* **DIRECTIONS FOR THIS TASK**:
Pull out every line below that holds the word "filter".

* **DATA PROVIDED**:
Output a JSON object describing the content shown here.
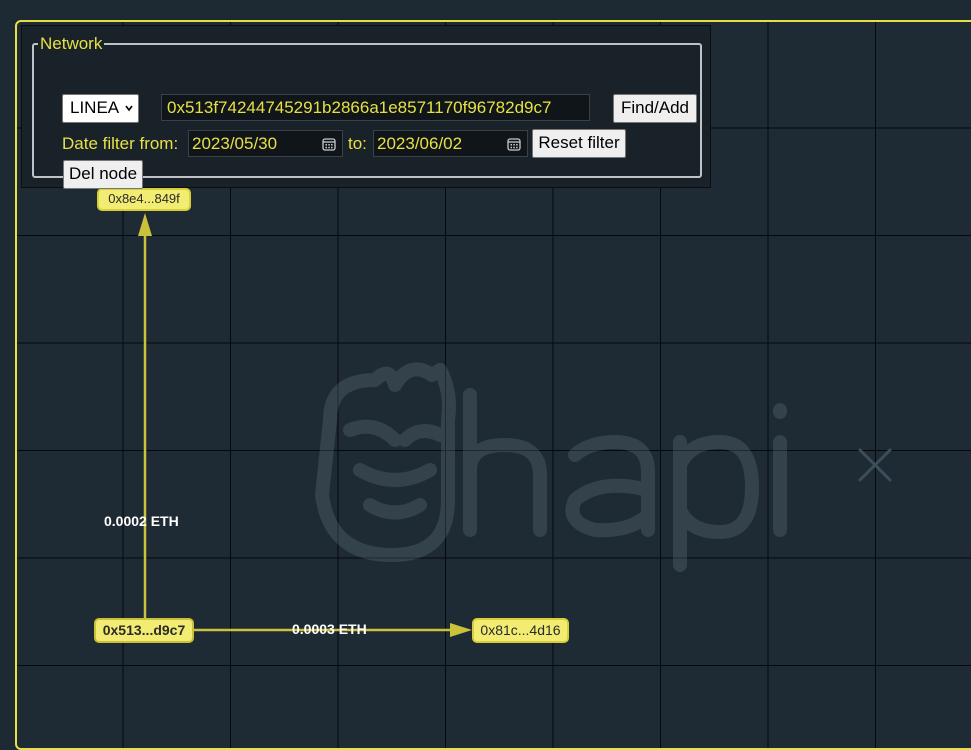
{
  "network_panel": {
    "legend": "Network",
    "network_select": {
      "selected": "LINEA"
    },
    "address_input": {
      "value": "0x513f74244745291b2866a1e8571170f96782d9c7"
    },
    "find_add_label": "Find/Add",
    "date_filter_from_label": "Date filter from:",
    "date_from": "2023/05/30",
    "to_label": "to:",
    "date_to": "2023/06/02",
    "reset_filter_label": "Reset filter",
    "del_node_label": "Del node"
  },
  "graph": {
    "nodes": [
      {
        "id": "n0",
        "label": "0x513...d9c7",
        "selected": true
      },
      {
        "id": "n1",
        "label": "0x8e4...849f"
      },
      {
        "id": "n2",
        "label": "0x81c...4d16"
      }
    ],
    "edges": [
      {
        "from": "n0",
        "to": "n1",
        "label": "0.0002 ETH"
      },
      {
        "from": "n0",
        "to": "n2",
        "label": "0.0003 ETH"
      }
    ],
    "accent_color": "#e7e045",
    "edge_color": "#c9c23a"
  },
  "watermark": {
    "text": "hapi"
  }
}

* **YOUR SOLUTION**:
    "date_filter_from_label": "Date filter from:",
    "reset_filter_label": "Reset filter",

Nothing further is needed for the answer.